__About this task__: Lines holding the string "name" are the ones to copy; find them all in the data.

[Data about app and page elements]
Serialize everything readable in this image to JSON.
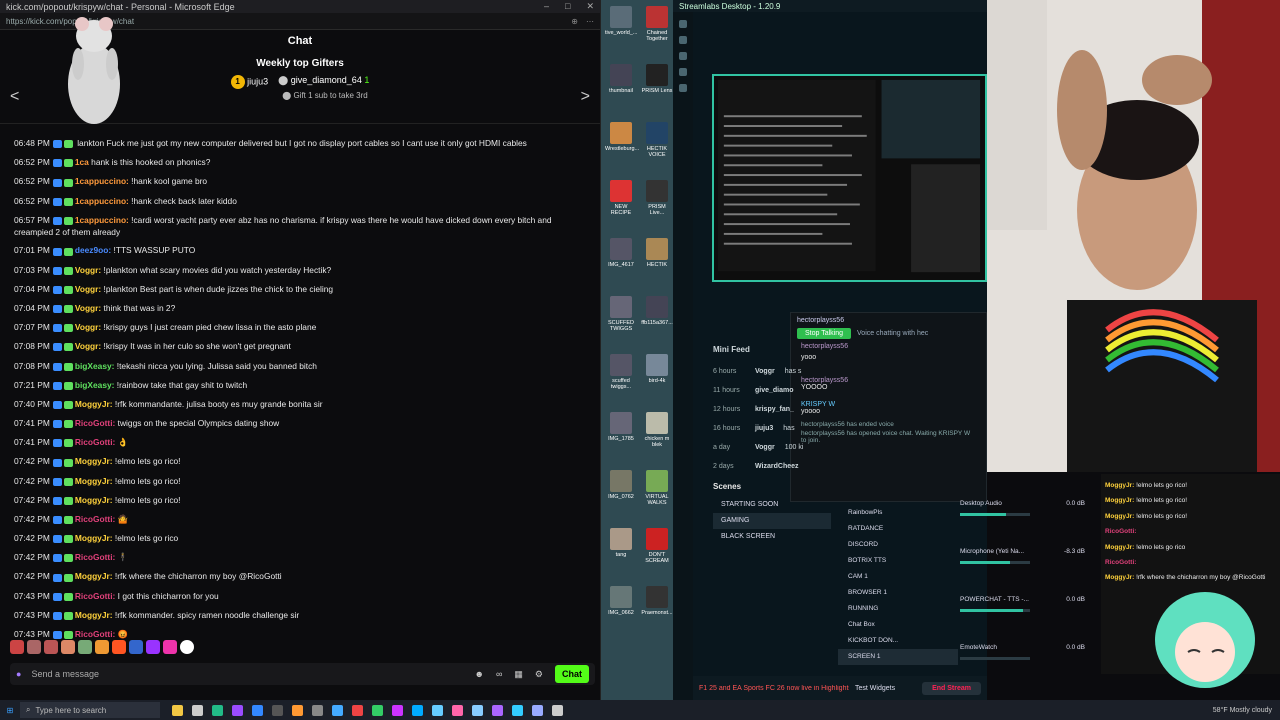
{
  "browser": {
    "title": "kick.com/popout/krispyw/chat - Personal - Microsoft Edge",
    "url": "https://kick.com/popout/krispyw/chat"
  },
  "chat": {
    "header": "Chat",
    "gifters_title": "Weekly top Gifters",
    "gifter1": "jiuju3",
    "gifter2": "give_diamond_64",
    "gifter2_count": "1",
    "gift_sub_text": "Gift 1 sub to take 3rd",
    "messages": [
      {
        "time": "06:48 PM",
        "user": "",
        "color": "#e9e9e9",
        "text": "lankton Fuck me just got my new computer delivered but I got no display port cables so I cant use it only got HDMI cables"
      },
      {
        "time": "06:52 PM",
        "user": "1ca",
        "color": "#ff9a3c",
        "text": "hank is this hooked on phonics?"
      },
      {
        "time": "06:52 PM",
        "user": "1cappuccino:",
        "color": "#ff9a3c",
        "text": "!hank kool game bro"
      },
      {
        "time": "06:52 PM",
        "user": "1cappuccino:",
        "color": "#ff9a3c",
        "text": "!hank check back later kiddo"
      },
      {
        "time": "06:57 PM",
        "user": "1cappuccino:",
        "color": "#ff9a3c",
        "text": "!cardi worst yacht party ever abz has no charisma. if krispy was there he would have dicked down every bitch and creampied 2 of them already",
        "wrap": true
      },
      {
        "time": "07:01 PM",
        "user": "deez9oo:",
        "color": "#4a8bff",
        "text": "!TTS WASSUP PUTO"
      },
      {
        "time": "07:03 PM",
        "user": "Voggr:",
        "color": "#ffd23c",
        "text": "!plankton what scary movies did you watch yesterday Hectik?"
      },
      {
        "time": "07:04 PM",
        "user": "Voggr:",
        "color": "#ffd23c",
        "text": "!plankton Best part is when dude jizzes the chick to the cieling"
      },
      {
        "time": "07:04 PM",
        "user": "Voggr:",
        "color": "#ffd23c",
        "text": "think that was in 2?"
      },
      {
        "time": "07:07 PM",
        "user": "Voggr:",
        "color": "#ffd23c",
        "text": "!krispy guys I just cream pied chew lissa in the asto plane"
      },
      {
        "time": "07:08 PM",
        "user": "Voggr:",
        "color": "#ffd23c",
        "text": "!krispy It was in her culo so she won't get pregnant"
      },
      {
        "time": "07:08 PM",
        "user": "bigXeasy:",
        "color": "#5fe05f",
        "text": "!tekashi nicca you lying. Julissa said you banned bitch"
      },
      {
        "time": "07:21 PM",
        "user": "bigXeasy:",
        "color": "#5fe05f",
        "text": "!rainbow take that gay shit to twitch"
      },
      {
        "time": "07:40 PM",
        "user": "MoggyJr:",
        "color": "#ffd23c",
        "text": "!rfk kommandante. julisa booty es muy grande bonita sir"
      },
      {
        "time": "07:41 PM",
        "user": "RicoGotti:",
        "color": "#e0417a",
        "text": "twiggs on the special Olympics dating show"
      },
      {
        "time": "07:41 PM",
        "user": "RicoGotti:",
        "color": "#e0417a",
        "text": "👌"
      },
      {
        "time": "07:42 PM",
        "user": "MoggyJr:",
        "color": "#ffd23c",
        "text": "!elmo lets go rico!"
      },
      {
        "time": "07:42 PM",
        "user": "MoggyJr:",
        "color": "#ffd23c",
        "text": "!elmo lets go rico!"
      },
      {
        "time": "07:42 PM",
        "user": "MoggyJr:",
        "color": "#ffd23c",
        "text": "!elmo lets go rico!"
      },
      {
        "time": "07:42 PM",
        "user": "RicoGotti:",
        "color": "#e0417a",
        "text": "🤷"
      },
      {
        "time": "07:42 PM",
        "user": "MoggyJr:",
        "color": "#ffd23c",
        "text": "!elmo lets go rico"
      },
      {
        "time": "07:42 PM",
        "user": "RicoGotti:",
        "color": "#e0417a",
        "text": "🕴"
      },
      {
        "time": "07:42 PM",
        "user": "MoggyJr:",
        "color": "#ffd23c",
        "text": "!rfk where the chicharron my boy @RicoGotti"
      },
      {
        "time": "07:43 PM",
        "user": "RicoGotti:",
        "color": "#e0417a",
        "text": "I got this chicharron for you"
      },
      {
        "time": "07:43 PM",
        "user": "MoggyJr:",
        "color": "#ffd23c",
        "text": "!rfk kommander. spicy ramen noodle challenge sir"
      },
      {
        "time": "07:43 PM",
        "user": "RicoGotti:",
        "color": "#e0417a",
        "text": "😡"
      }
    ],
    "send_placeholder": "Send a message",
    "chat_button": "Chat"
  },
  "desktop_icons": [
    {
      "label": "tive_world_...",
      "color": "#5a6c78"
    },
    {
      "label": "Chained Together",
      "color": "#b33"
    },
    {
      "label": "thumbnail",
      "color": "#445"
    },
    {
      "label": "PRISM Lens",
      "color": "#222"
    },
    {
      "label": "Wrestleburg...",
      "color": "#c84"
    },
    {
      "label": "HECTIK VOICE",
      "color": "#246"
    },
    {
      "label": "NEW RECIPE",
      "color": "#d33"
    },
    {
      "label": "PRISM Live...",
      "color": "#333"
    },
    {
      "label": "IMG_4617",
      "color": "#556"
    },
    {
      "label": "HECTIK",
      "color": "#a85"
    },
    {
      "label": "SCUFFED TWIGGS",
      "color": "#667"
    },
    {
      "label": "ffb115a367...",
      "color": "#445"
    },
    {
      "label": "scuffed twiggs...",
      "color": "#556"
    },
    {
      "label": "bird-4k",
      "color": "#789"
    },
    {
      "label": "IMG_1785",
      "color": "#667"
    },
    {
      "label": "chicken m blek",
      "color": "#bba"
    },
    {
      "label": "IMG_0762",
      "color": "#776"
    },
    {
      "label": "VIRTUAL WALKS",
      "color": "#7a5"
    },
    {
      "label": "tang",
      "color": "#a98"
    },
    {
      "label": "DON'T SCREAM",
      "color": "#c22"
    },
    {
      "label": "IMG_0662",
      "color": "#677"
    },
    {
      "label": "Praemonst...",
      "color": "#333"
    }
  ],
  "streamlabs": {
    "title": "Streamlabs Desktop - 1.20.9",
    "mini_feed_title": "Mini Feed",
    "feed": [
      {
        "time": "6 hours",
        "user": "Voggr",
        "text": "has s"
      },
      {
        "time": "11 hours",
        "user": "give_diamo",
        "text": ""
      },
      {
        "time": "12 hours",
        "user": "krispy_fan_",
        "text": ""
      },
      {
        "time": "16 hours",
        "user": "jiuju3",
        "text": "has"
      },
      {
        "time": "a day",
        "user": "Voggr",
        "text": "100 ki"
      },
      {
        "time": "2 days",
        "user": "WizardCheez",
        "text": ""
      }
    ],
    "voice": {
      "host": "hectorplayss56",
      "stop_button": "Stop Talking",
      "status": "Voice chatting with hec",
      "m1_user": "hectorplayss56",
      "m1_text": "yooo",
      "m2_user": "hectorplayss56",
      "m2_text": "YOOOO",
      "m3_user": "KRISPY W",
      "m3_text": "yoooo",
      "ended": "hectorplayss56 has ended voice",
      "opened": "hectorplayss56 has opened voice chat. Waiting KRISPY W to join."
    },
    "scenes_title": "Scenes",
    "scenes": [
      "STARTING SOON",
      "GAMING",
      "BLACK SCREEN"
    ],
    "active_scene": "GAMING",
    "sources": [
      "RainbowPls",
      "RATDANCE",
      "DISCORD",
      "BOTRIX TTS",
      "CAM 1",
      "BROWSER 1",
      "RUNNING",
      "Chat Box",
      "KICKBOT DON...",
      "SCREEN 1"
    ],
    "mixer": [
      {
        "name": "Desktop Audio",
        "db": "0.0 dB",
        "level": 0.65
      },
      {
        "name": "Microphone (Yeti Na...",
        "db": "-8.3 dB",
        "level": 0.72
      },
      {
        "name": "POWERCHAT - TTS -...",
        "db": "0.0 dB",
        "level": 0.9
      },
      {
        "name": "EmoteWatch",
        "db": "0.0 dB",
        "level": 0.0
      }
    ],
    "ticker": "F1 25 and EA Sports FC 26 now live in Highlights",
    "test_widgets": "Test Widgets",
    "end_stream": "End Stream"
  },
  "cam_chat": [
    {
      "user": "MoggyJr:",
      "text": "!elmo lets go rico!",
      "color": "#ffd23c"
    },
    {
      "user": "MoggyJr:",
      "text": "!elmo lets go rico!",
      "color": "#ffd23c"
    },
    {
      "user": "MoggyJr:",
      "text": "!elmo lets go rico!",
      "color": "#ffd23c"
    },
    {
      "user": "RicoGotti:",
      "text": "",
      "color": "#e0417a"
    },
    {
      "user": "MoggyJr:",
      "text": "!elmo lets go rico",
      "color": "#ffd23c"
    },
    {
      "user": "RicoGotti:",
      "text": "",
      "color": "#e0417a"
    },
    {
      "user": "MoggyJr:",
      "text": "!rfk where the chicharron my boy @RicoGotti",
      "color": "#ffd23c"
    }
  ],
  "taskbar": {
    "search_placeholder": "Type here to search",
    "weather": "58°F  Mostly cloudy"
  }
}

__Problem solution__:
        "name": "Desktop Audio",
        "name": "Microphone (Yeti Na...",
        "name": "POWERCHAT - TTS -...",
        "name": "EmoteWatch",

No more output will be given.